Mabel B. Johnson, Grace J. Weaver, and Mae E. Patton all filed for divorce. Patton and Johnson stated desertion as their grounds for wanting the divorce, Weaver filed for divorce because of infidelity. [JJ: Grace Weaver's husband was Wilmer V., an insurance agent. They owned a home at 532 S. Walnut St. See 1932 West Chester Borough Directory.]
A judge reduced Devere Quillen's support payments to his wife from $15 to $10 a week. This was due to Devere having his own pay cut and because for a few weeks he was out of work due to illness. At the time of the ruling, Devere owed his wife over $200.
United Press article states that in the last month, Wall Street experienced the most sustained `boom' in the market since October of 1931.

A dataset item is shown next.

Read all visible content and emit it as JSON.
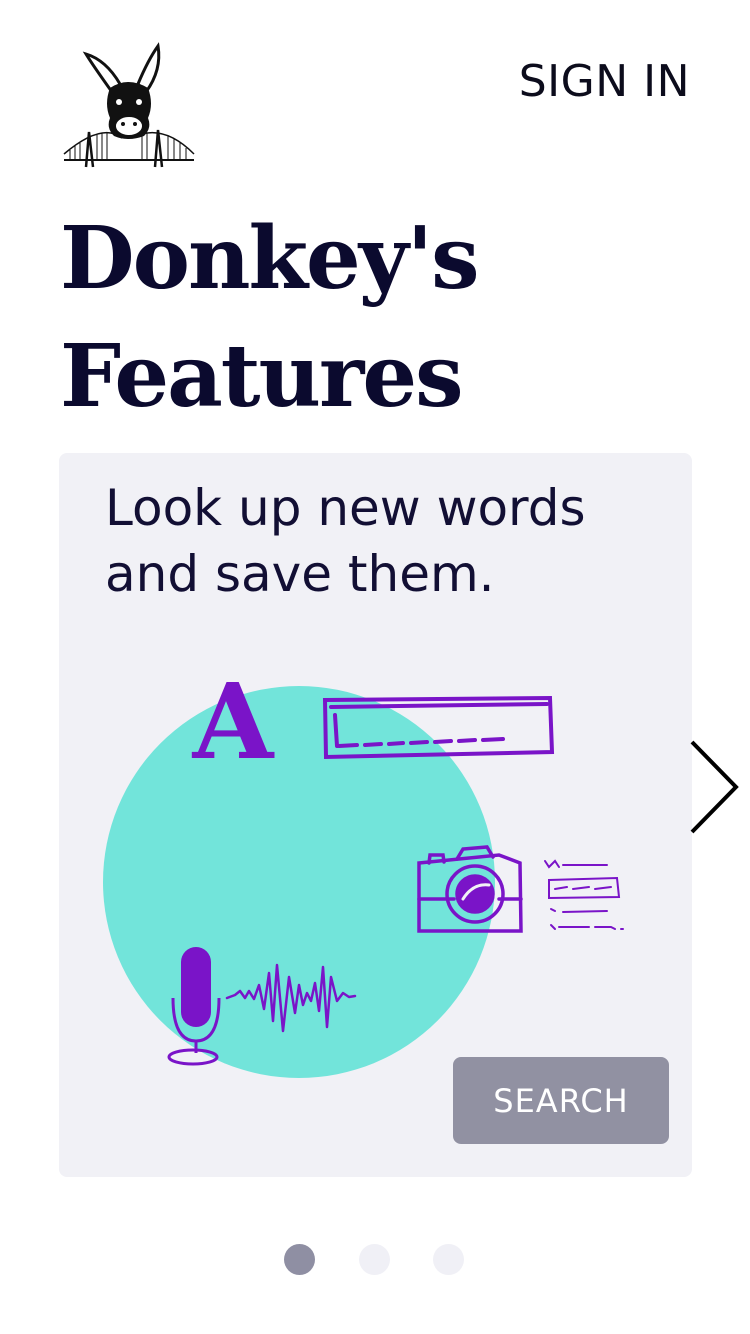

Police and a `war-time emergency guard' fought with 200 members of the Bonus Army and beat them back from the White House, where they were trying to continue with their demonstrations. Fighting in the streets lasted over an hour, and in the end nine veterans were arrested.
Although they had been told that wrecking crews were going to come and break apart the buildings housing them, the members of the Bonus Army did not leave. The plans for the wrecking crews were halted when the Police Chief said that he had no orders to clear the grounds, and therefore no authority to evict the veterans.
A `revolting case' was brought before the Mayor involving a man who was `soliciting his wife' to young men of West Chester. This was done allegedly done just to make money for food. Ira Wilkinson, 28-years old, and his wife, 22-years old, have a 7- year old child and live on Lumber Street. The husband was put in jail and sentenced to 90 days in jail and a $100 fine. The wife and child were offered to be taken care of by Welfare.
Walnut Street resident Leroy Whiteman, 17-years old, was charged with stealing a pair of pants and a pocketbook containing $1.20 from the clothes of a bather at Pratts Dam. He was taken to jail because he couldn't pay the set bail. Whiteman said he stole the pants because he needed a pair and couldn't afford them.
Catherine Parise filed suit for a divorce from her husband on grounds of desertion. Her husband Dominick had apparently left her in 1930.
Bonus Army agrees to leave buildings on Pennsylvania Ave. which were supposed to be demolished by wrecking crews so that federal construction work could begin. The leader of the marchers, Walter W. Waters, said his men would move to Anacostia, a suburb of Washington.
Beulah Musser of West Barnard Street files suit for divorce against her husband on grounds of desertion.
Report states that West Chester residents collectively received $151,000 in life insurance claims in the past year.
The Town Planning Council is supplying the tools and the Welfare Committee is supplying the men to help clear Hoopes Park of underbrush and give new life to the park.
Three men, one from West Coatesville, were arrested for being drunk and disorderly. This broke the previous daily record.
Isador Snyder of East Market Street had his car stolen from Athletic Field while he was there watching a ballgame.
All West Chester residents who had not paid their water bills were told by the Borough Council that they have to pay by August 10th, or else their water would be turned off. Leniency, in the form of an extended deadline, would be shown to those who could present a satisfactory explanation as to why the haven't paid.
Government officials `gathered evidence intended to prove' that the Bonus Army was Communist while police kicked the few remaining marchers out of town. Thursday night apparently ended with the U.S. Army tear-gassing the members of the Bonus Army and using tanks, machine guns and bayonets to compel the demonstrators to leave town. They also burnt the camps that remained down to the ground. Around 400 men were rounded up and escorted out of the city. Walter W. Waters encouraged the remaining men to leave. [MP: Interesting to note that the Thursday night incidents were not reported in Friday's paper.]
|Copyright 2010 by Dr. James A. Jones|